= INSTRUCTIONS TO FOLLOW =
In the listing that follows, count the lines holding the word "company" and report only that number.

-*-

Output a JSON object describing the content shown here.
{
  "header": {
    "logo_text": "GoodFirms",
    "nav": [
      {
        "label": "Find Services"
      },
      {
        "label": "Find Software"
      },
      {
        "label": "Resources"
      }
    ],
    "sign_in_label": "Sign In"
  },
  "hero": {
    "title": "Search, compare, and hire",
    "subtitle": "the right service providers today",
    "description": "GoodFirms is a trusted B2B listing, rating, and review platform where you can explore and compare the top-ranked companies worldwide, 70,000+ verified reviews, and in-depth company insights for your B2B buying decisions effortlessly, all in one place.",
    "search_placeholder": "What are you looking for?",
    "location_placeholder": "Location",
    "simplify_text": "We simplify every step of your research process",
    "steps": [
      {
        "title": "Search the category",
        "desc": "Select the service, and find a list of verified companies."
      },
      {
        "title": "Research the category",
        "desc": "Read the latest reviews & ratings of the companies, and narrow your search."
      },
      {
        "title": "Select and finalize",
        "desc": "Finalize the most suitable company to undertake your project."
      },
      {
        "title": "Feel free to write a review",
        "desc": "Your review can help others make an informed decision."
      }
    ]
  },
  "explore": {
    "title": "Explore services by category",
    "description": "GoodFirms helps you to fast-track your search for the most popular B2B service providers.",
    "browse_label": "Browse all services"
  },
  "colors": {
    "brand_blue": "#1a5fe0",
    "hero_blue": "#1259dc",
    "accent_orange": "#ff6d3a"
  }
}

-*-

= ANSWER BOX =
2